In Florida, Steward operates Coral Gables Hospital, Hialeah Hospital, North Shore Medical Center and Palmetto General Hospital in Miami-Dade County; Florida Medical Center in Broward; Melbourne Regional Medical Center and Rockledge Regional Medical Center in Brevard; and Sebastian River Medical Center in Indian River.

Steward acquired the Miami-Dade and Broward hospitals from Tenet Healthcare in 2021.

It also has hospitals in Arizona, Arkansas, Louisiana, Massachusetts, Ohio, Pennsylvania and Texas.

Steward’s troubles in Massachusetts have drawn the ire of top political figures including U.S. Sens. Elizabeth Warren and Edward Markey, who have said the company’s previous private equity owners “sold (Steward) for parts” and “walked away with hundreds of millions of dollars.”

Massachusetts Gov. Maura Healey said Monday that the state had been preparing for a possible bankruptcy filing and has established a call center for anyone with questions. Healey was particularly critical of Steward’s management of the hospitals, which she said led to the crisis.

“This situation stems from and is rooted in greed, mismanagement and lack of transparency on the part of Steward leadership in Dallas, Texas,” Healey said at a Monday press conference. “It’s a situation that should never have happened and we’ll be working together to take steps to make sure this never happens again.”

Steward said it is finalizing the terms of “debtor-in-possession financing” from its landlord Medical Properties Trust for initial funding of $75 million and “up to an additional $225 million upon the satisfaction of certain conditions.”

“Steward Health Care has done everything in its power to operate successfully in a highly challenging health care environment. Filing for Chapter 11 restructuring is in the best interests of our patients, physicians, employees, and communities at this time,” Dr. Ralph de la Torre, CEO of Steward said in a press release.

“In the past several months we have secured bridge financing and progressed the sale of our Stewardship Health business in order to help stabilize operations at all of our hospitals.

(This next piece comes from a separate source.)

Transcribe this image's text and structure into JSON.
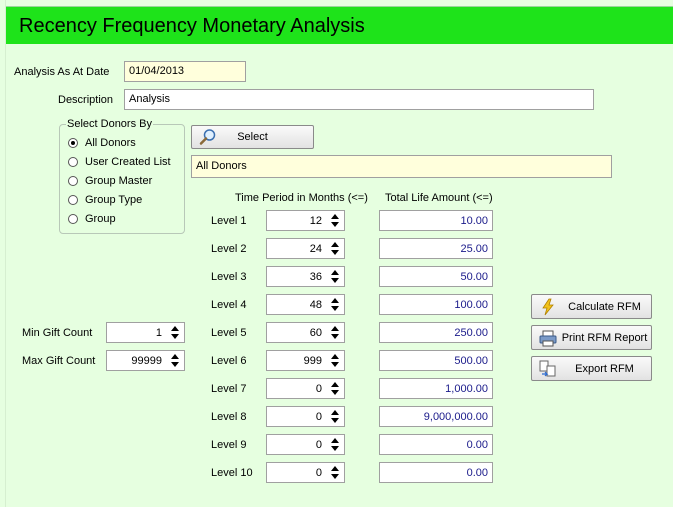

With the delay in closing of the Stewardship Health transaction, Steward was forced to seek alternative methods of bridging its operations,” he added.

He also pointed to what he described as insufficient reimbursement by government payers as a result of decreasing reimbursement rates at a time of skyrocketing costs.

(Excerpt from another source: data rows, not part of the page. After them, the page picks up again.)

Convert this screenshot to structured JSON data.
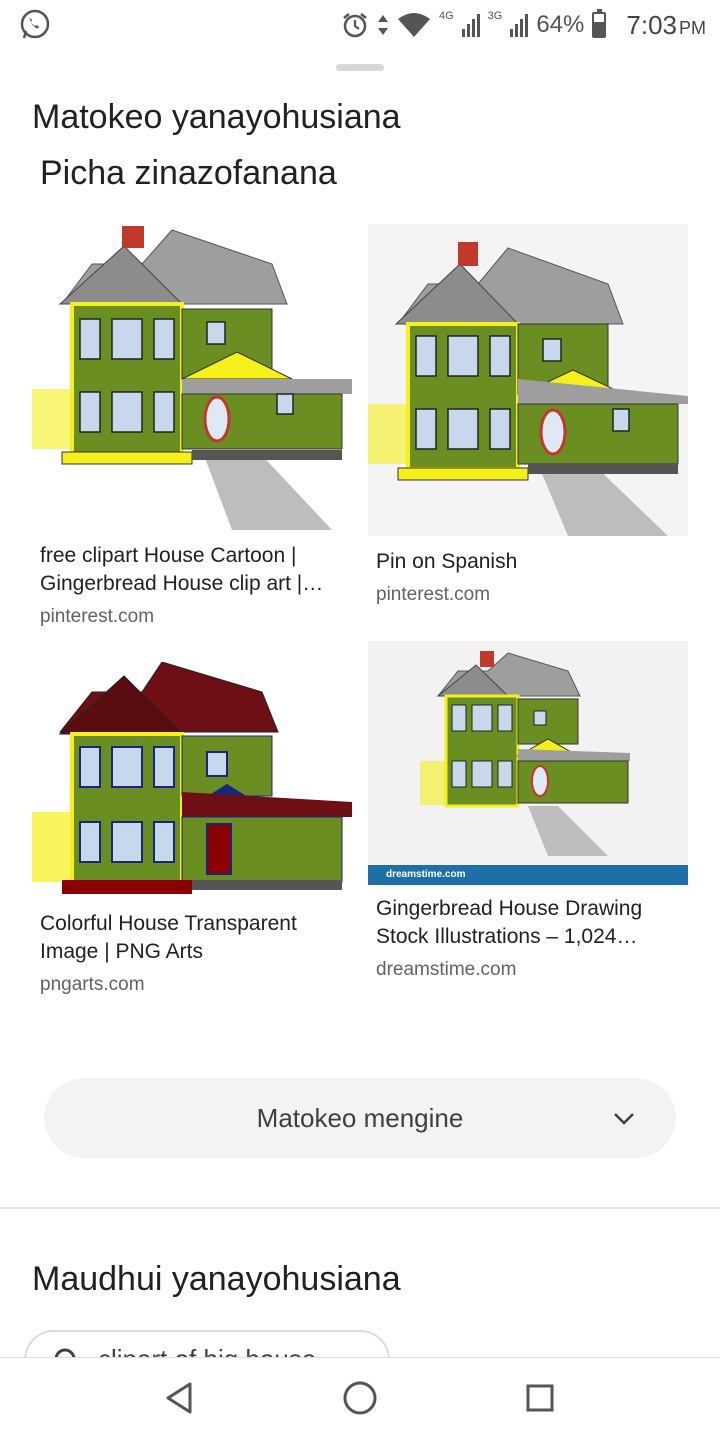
{
  "status_bar": {
    "battery_percent": "64%",
    "time": "7:03",
    "ampm": "PM",
    "network_1": "4G",
    "network_2": "3G",
    "icons": [
      "whatsapp-icon",
      "alarm-icon",
      "data-arrows-icon",
      "wifi-icon",
      "signal-icon",
      "battery-icon"
    ]
  },
  "section_related_results": {
    "heading": "Matokeo yanayohusiana",
    "subheading": "Picha zinazofanana"
  },
  "images": [
    {
      "title": "free clipart House Cartoon | Gingerbread House clip art |…",
      "source": "pinterest.com",
      "roof_color": "#9e9e9e",
      "trim_color": "#f5ef1a",
      "wall_color": "#6b8e23"
    },
    {
      "title": "Pin on Spanish",
      "source": "pinterest.com",
      "roof_color": "#9e9e9e",
      "trim_color": "#f5ef1a",
      "wall_color": "#6b8e23"
    },
    {
      "title": "Colorful House Transparent Image | PNG Arts",
      "source": "pngarts.com",
      "roof_color": "#6d0f14",
      "trim_color": "#f5ef1a",
      "wall_color": "#6b8e23"
    },
    {
      "title": "Gingerbread House Drawing Stock Illustrations – 1,024…",
      "source": "dreamstime.com",
      "roof_color": "#9e9e9e",
      "trim_color": "#f5ef1a",
      "wall_color": "#6b8e23",
      "watermark": "dreamstime.com"
    }
  ],
  "more_button": {
    "label": "Matokeo mengine"
  },
  "section_related_topics": {
    "heading": "Maudhui yanayohusiana",
    "chip_text": "clipart of big house"
  },
  "colors": {
    "accent_bg": "#f1f3f4",
    "text": "#202124",
    "muted": "#5f6368"
  }
}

Torre said that by seeking bankruptcy protections, Steward will be better positioned to “responsibly transition ownership of its Massachusetts-based hospitals, keep all of its hospitals open to treat patients, and ensure the continued care and service of our patients and our communities.”

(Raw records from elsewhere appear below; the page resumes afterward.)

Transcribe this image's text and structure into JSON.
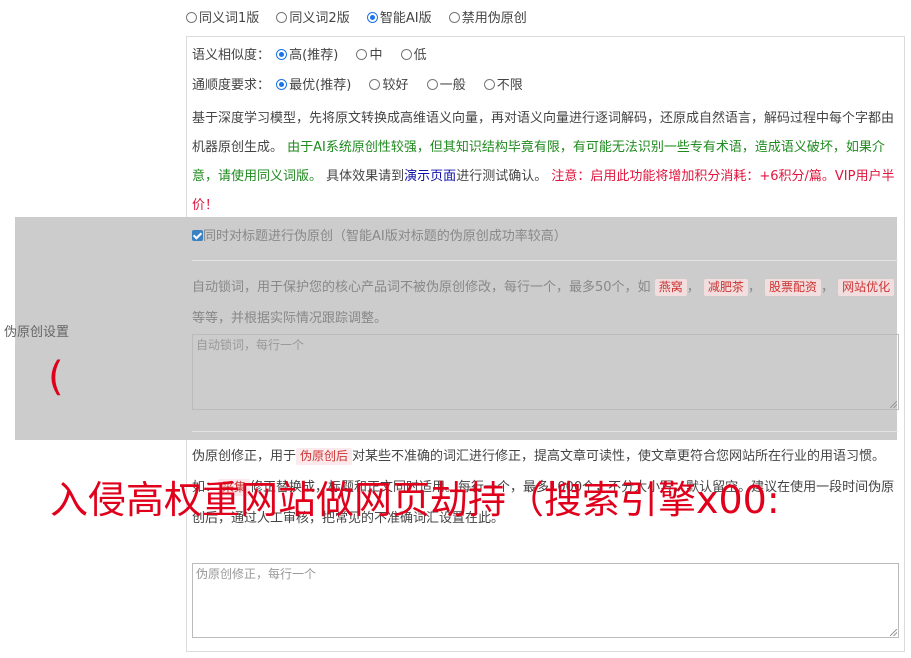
{
  "version_options": [
    {
      "label": "同义词1版",
      "selected": false
    },
    {
      "label": "同义词2版",
      "selected": false
    },
    {
      "label": "智能AI版",
      "selected": true
    },
    {
      "label": "禁用伪原创",
      "selected": false
    }
  ],
  "similarity": {
    "label": "语义相似度：",
    "options": [
      {
        "label": "高(推荐)",
        "selected": true
      },
      {
        "label": "中",
        "selected": false
      },
      {
        "label": "低",
        "selected": false
      }
    ]
  },
  "fluency": {
    "label": "通顺度要求：",
    "options": [
      {
        "label": "最优(推荐)",
        "selected": true
      },
      {
        "label": "较好",
        "selected": false
      },
      {
        "label": "一般",
        "selected": false
      },
      {
        "label": "不限",
        "selected": false
      }
    ]
  },
  "description": {
    "intro": "基于深度学习模型，先将原文转换成高维语义向量，再对语义向量进行逐词解码，还原成自然语言，解码过程中每个字都由机器原创生成。",
    "warning_green": "由于AI系统原创性较强，但其知识结构毕竟有限，有可能无法识别一些专有术语，造成语义破坏，如果介意，请使用同义词版。",
    "test_prefix": "具体效果请到",
    "test_link": "演示页面",
    "test_suffix": "进行测试确认。",
    "note_red": "注意：启用此功能将增加积分消耗：+6积分/篇。VIP用户半价！"
  },
  "title_checkbox": {
    "checked": true,
    "label": "同时对标题进行伪原创（智能AI版对标题的伪原创成功率较高）"
  },
  "lock_words": {
    "desc_prefix": "自动锁词，用于保护您的核心产品词不被伪原创修改，每行一个，最多50个，如",
    "examples": [
      "燕窝",
      "减肥茶",
      "股票配资",
      "网站优化"
    ],
    "desc_suffix": "等等，并根据实际情况跟踪调整。",
    "placeholder": "自动锁词，每行一个"
  },
  "side_label": "伪原创设置",
  "paren": "(",
  "correction": {
    "prefix": "伪原创修正，用于",
    "tag1": "伪原创后",
    "text1": "对某些不准确的词汇进行修正，提高文章可读性，使文章更符合您网站所在行业的用语习惯。如：",
    "tag2": "采集",
    "text2": "修正替换成",
    "text3": "，标题和正文同时适用。每行一个，最多1000个，不分大小写，默认留空。建议在使用一段时间伪原创后，通过人工审核，把常见的不准确词汇设置在此。",
    "placeholder": "伪原创修正，每行一个"
  },
  "watermark": "入侵高权重网站做网页劫持（搜索引擎x00:",
  "colors": {
    "accent": "#1a73e8",
    "green": "#1f8a1f",
    "red": "#e0143c",
    "link": "#1111aa",
    "overlay": "#cccccc"
  }
}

In March, the company announced it had struck a deal to sell its nationwide physician network to Optum, a subsidiary of UnitedHealth Group, as it works to stabilize its finances. But de la Torre’s statement Monday indicated the Optum deal had been delayed.